§ DATA FOR ANALYSIS
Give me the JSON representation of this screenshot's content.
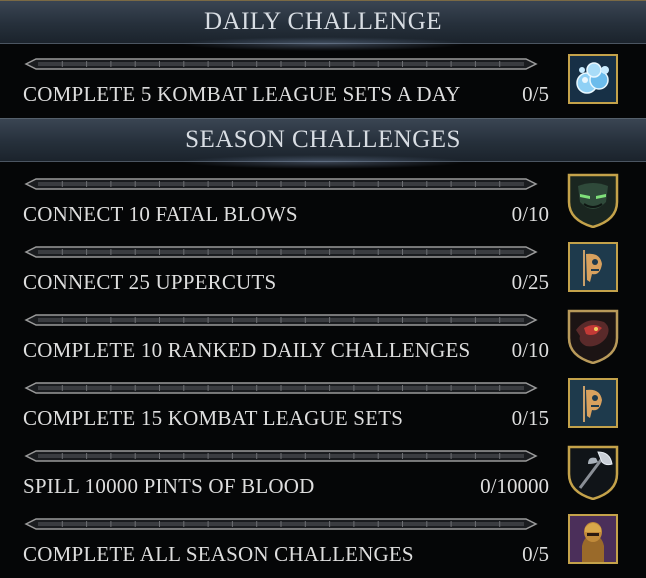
{
  "daily": {
    "title": "DAILY CHALLENGE",
    "items": [
      {
        "label": "COMPLETE 5 KOMBAT LEAGUE SETS A DAY",
        "progress": "0/5",
        "progress_fraction": 0,
        "reward_icon": "soul-orbs-icon"
      }
    ]
  },
  "season": {
    "title": "SEASON CHALLENGES",
    "items": [
      {
        "label": "CONNECT 10 FATAL BLOWS",
        "progress": "0/10",
        "progress_fraction": 0,
        "reward_icon": "mask-icon"
      },
      {
        "label": "CONNECT 25 UPPERCUTS",
        "progress": "0/25",
        "progress_fraction": 0,
        "reward_icon": "skull-banner-icon"
      },
      {
        "label": "COMPLETE 10 RANKED DAILY CHALLENGES",
        "progress": "0/10",
        "progress_fraction": 0,
        "reward_icon": "dragon-emblem-icon"
      },
      {
        "label": "COMPLETE 15 KOMBAT LEAGUE SETS",
        "progress": "0/15",
        "progress_fraction": 0,
        "reward_icon": "skull-banner-icon"
      },
      {
        "label": "SPILL 10000 PINTS OF BLOOD",
        "progress": "0/10000",
        "progress_fraction": 0,
        "reward_icon": "axe-weapon-icon"
      },
      {
        "label": "COMPLETE ALL SEASON CHALLENGES",
        "progress": "0/5",
        "progress_fraction": 0,
        "reward_icon": "warrior-portrait-icon"
      }
    ]
  },
  "colors": {
    "header_bg": "#2b3540",
    "gold_border": "#c4a24a",
    "text": "#dedede",
    "bar_track": "#9a9a9a"
  }
}
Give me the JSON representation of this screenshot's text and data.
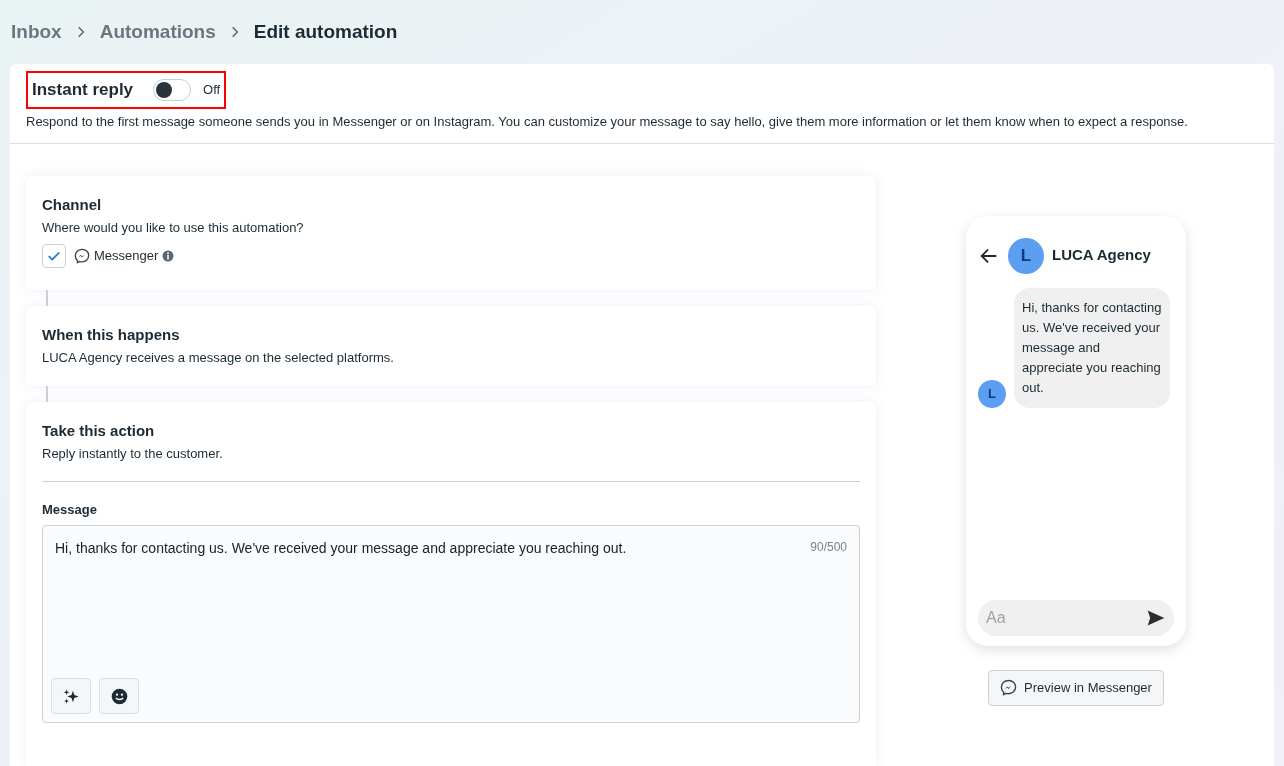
{
  "breadcrumb": [
    {
      "label": "Inbox",
      "current": false
    },
    {
      "label": "Automations",
      "current": false
    },
    {
      "label": "Edit automation",
      "current": true
    }
  ],
  "header": {
    "title": "Instant reply",
    "toggle": {
      "on": false,
      "label": "Off"
    },
    "highlighted": true,
    "description": "Respond to the first message someone sends you in Messenger or on Instagram. You can customize your message to say hello, give them more information or let them know when to expect a response."
  },
  "channel": {
    "title": "Channel",
    "subtitle": "Where would you like to use this automation?",
    "option": {
      "label": "Messenger",
      "checked": true
    }
  },
  "trigger": {
    "title": "When this happens",
    "subtitle": "LUCA Agency receives a message on the selected platforms."
  },
  "action": {
    "title": "Take this action",
    "subtitle": "Reply instantly to the customer.",
    "message_label": "Message",
    "message": "Hi, thanks for contacting us. We've received your message and appreciate you reaching out.",
    "counter": "90/500"
  },
  "preview": {
    "avatar": "L",
    "name": "LUCA Agency",
    "bubble": "Hi, thanks for contacting us. We've received your message and appreciate you reaching out.",
    "bubble_avatar": "L",
    "placeholder": "Aa",
    "button": "Preview in Messenger"
  }
}
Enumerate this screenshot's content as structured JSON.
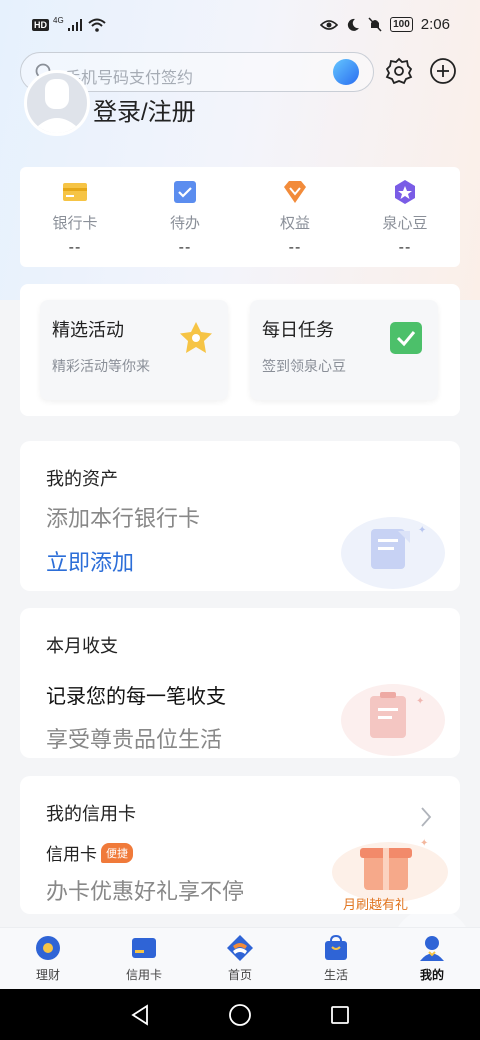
{
  "status_bar": {
    "hd_label": "HD",
    "network_label": "4G",
    "battery": "100",
    "time": "2:06"
  },
  "search": {
    "placeholder": "手机号码支付签约"
  },
  "user": {
    "login_label": "登录/注册"
  },
  "stats": [
    {
      "label": "银行卡",
      "value": "--",
      "icon": "bank-card-icon"
    },
    {
      "label": "待办",
      "value": "--",
      "icon": "todo-check-icon"
    },
    {
      "label": "权益",
      "value": "--",
      "icon": "rights-gem-icon"
    },
    {
      "label": "泉心豆",
      "value": "--",
      "icon": "bean-star-icon"
    }
  ],
  "activities": [
    {
      "title": "精选活动",
      "subtitle": "精彩活动等你来",
      "icon": "star-icon"
    },
    {
      "title": "每日任务",
      "subtitle": "签到领泉心豆",
      "icon": "task-check-icon"
    }
  ],
  "assets": {
    "title": "我的资产",
    "subtitle": "添加本行银行卡",
    "action": "立即添加"
  },
  "monthly": {
    "title": "本月收支",
    "headline": "记录您的每一笔收支",
    "subtitle": "享受尊贵品位生活"
  },
  "credit": {
    "title": "我的信用卡",
    "tag_label": "信用卡",
    "badge": "便捷",
    "subtitle": "办卡优惠好礼享不停",
    "promo": "月刷越有礼"
  },
  "bottom_nav": [
    {
      "label": "理财",
      "icon": "wealth-icon"
    },
    {
      "label": "信用卡",
      "icon": "credit-card-icon"
    },
    {
      "label": "首页",
      "icon": "home-logo-icon"
    },
    {
      "label": "生活",
      "icon": "life-bag-icon"
    },
    {
      "label": "我的",
      "icon": "profile-icon",
      "active": true
    }
  ],
  "colors": {
    "accent_blue": "#2c6ed8",
    "badge_orange": "#f07a3a",
    "promo_orange": "#e0741f"
  }
}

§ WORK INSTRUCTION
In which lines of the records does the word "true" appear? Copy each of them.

§ SOLUTION FOR THIS PROBLEM
      "current": true
    "highlighted": true,
      "checked": true
      "active": true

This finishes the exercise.